Speaking Monday at his weekly news conference, Branstad maintained Iowa should consider all kinds of energy sources, including nuclear power.

So far, so good. Different state initiatives have been gaining some traction over the last few years. The Iowa one has just come out of committee, so who knows its chances, but it looks to be in pretty good shape.

The iconic traffic light from David Lynch’s Twin Peaks (1990-1991). It’s a symbol, but of what, we may never know. In any event, if there’s a camera on it, some Iowans want to know about it.

Comments

Joffan said…
The traffic light made me go looking - ain't Google marvellous? - for an image that popped into my head about how anti-nuclear groups think the NRC ought to work...
gmax137 said…
"What pops into my head is: how many traffic lights are there in Iowa?"

Can you do any better than this cliched stereotype from inside the Beltway? Have you ever *been* to Iowa?
Mark Flanagan said…
To gmax137: Well, as a rural boy myself, I'm okay having fun at the expense of a largely rural state, but if it helps, I'm with the legislature: kill the red light cameras. Police work is only easy in a police state.
gmax137 said…
"Police work is only easy in a police state."

I like that one Mark!

Popular posts from this blog

Sneak Peek

There's an invisible force powering and propelling our way of life.
It's all around us. You can't feel it. Smell it. Or taste it.
But it's there all the same. And if you look close enough, you can see all the amazing and wondrous things it does.
It not only powers our cities and towns.
And all the high-tech things we love.
It gives us the power to invent.
To explore.
To discover.
To create advanced technologies.
This invisible force creates jobs out of thin air.
It adds billions to our economy.
It's on even when we're not.
And stays on no matter what Mother Nature throws at it.
This invisible force takes us to the outer reaches of outer space.
And to the very depths of our oceans.
It brings us together. And it makes us better.
And most importantly, it has the power to do all this in our lifetime while barely leaving a trace.
Some people might say it's kind of unbelievable.
They wonder, what is this new power that does all these extraordinary things?

A Design Team Pictures the Future of Nuclear Energy

For more than 100 years, the shape and location of human settlements has been defined in large part by energy and water. Cities grew up near natural resources like hydropower, and near water for agricultural, industrial and household use.

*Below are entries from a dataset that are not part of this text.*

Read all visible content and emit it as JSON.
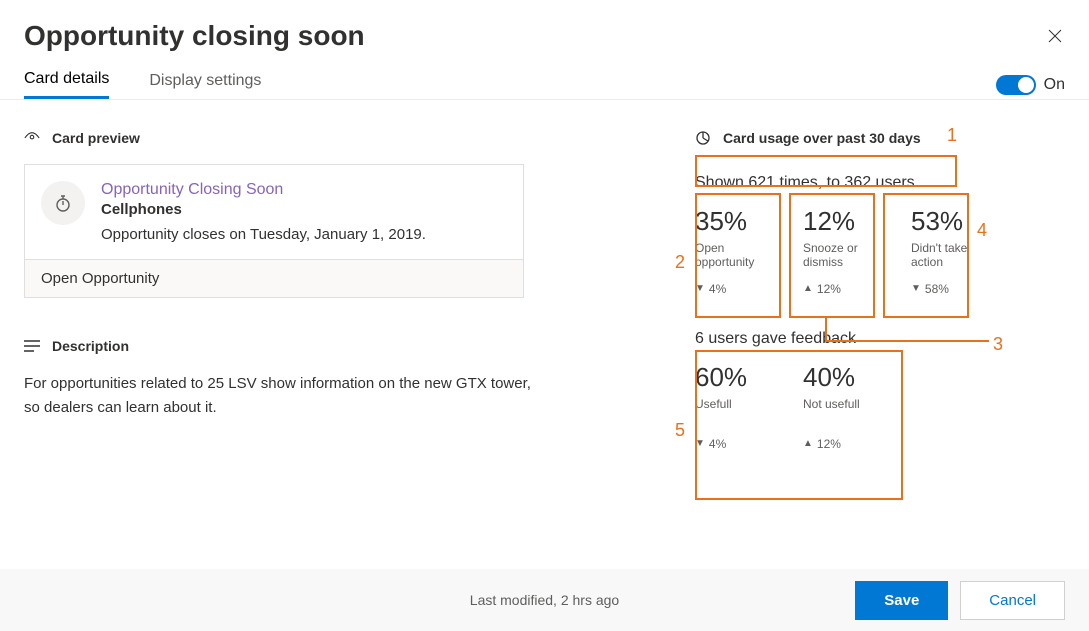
{
  "title": "Opportunity closing soon",
  "tabs": {
    "details": "Card details",
    "display": "Display settings"
  },
  "toggle": {
    "label": "On"
  },
  "preview": {
    "heading": "Card preview",
    "card_title": "Opportunity Closing Soon",
    "card_subtitle": "Cellphones",
    "card_text": "Opportunity closes on Tuesday, January 1, 2019.",
    "action": "Open Opportunity"
  },
  "description": {
    "heading": "Description",
    "text": "For opportunities related to 25 LSV show information on the new GTX tower, so dealers can learn about it."
  },
  "usage": {
    "heading": "Card usage over past 30 days",
    "shown": "Shown 621 times, to 362 users",
    "stats": [
      {
        "pct": "35%",
        "label": "Open opportunity",
        "trend_dir": "▼",
        "trend": "4%"
      },
      {
        "pct": "12%",
        "label": "Snooze or dismiss",
        "trend_dir": "▲",
        "trend": "12%"
      },
      {
        "pct": "53%",
        "label": "Didn't take action",
        "trend_dir": "▼",
        "trend": "58%"
      }
    ],
    "feedback_title": "6 users gave feedback",
    "feedback": [
      {
        "pct": "60%",
        "label": "Usefull",
        "trend_dir": "▼",
        "trend": "4%"
      },
      {
        "pct": "40%",
        "label": "Not usefull",
        "trend_dir": "▲",
        "trend": "12%"
      }
    ]
  },
  "footer": {
    "modified": "Last modified, 2 hrs ago",
    "save": "Save",
    "cancel": "Cancel"
  },
  "annotations": {
    "1": "1",
    "2": "2",
    "3": "3",
    "4": "4",
    "5": "5"
  }
}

So what would the world look like with a new generation of small nuclear reactors that could provide abundant, clean energy for electricity, water pumping and desalination and industrial processes?

Hard to say with precision, but Third Way, the non-partisan think tank, asked the design team at the Washington, D.C. office of Gensler & Associates, an architecture and interior design firm that specializes in sustainable projects like a complex that houses the NFL’s Dallas Cowboys. The talented designers saw a blooming desert and a cozy arctic village, an old urban mill re-purposed as an energy producer, a data center that integrates solar panels on its sprawling flat roofs, a naval base and a humming transit hub.

In the converted mill, high temperat…

Seeing the Light on Nuclear Energy

If you think that there is plenty of electricity, that the air is clean enough and that nuclear power is a just one among many options for meeting human needs, then you are probably over-focused on the United States or Western Europe. Even then, you’d be wrong.

That’s the idea at the heart of a new book, “Seeing the Light: The Case for Nuclear Power in the 21st Century,” by Scott L. Montgomery, a geoscientist and energy expert, and Thomas Graham Jr., a retired ambassador and arms control expert.


Billions of people live in energy poverty, they write, and even those who don’t, those who live in places where there is always an electric outlet or a light switch handy, we need to unmake the last 200 years of energy history, and move to non-carbon sources. Energy is integral to our lives but the authors cite a World Health Organization estimate that more than 6.5 million people die each year from air pollution.  In addition, they say, the global climate is heading for ruinous instability. E…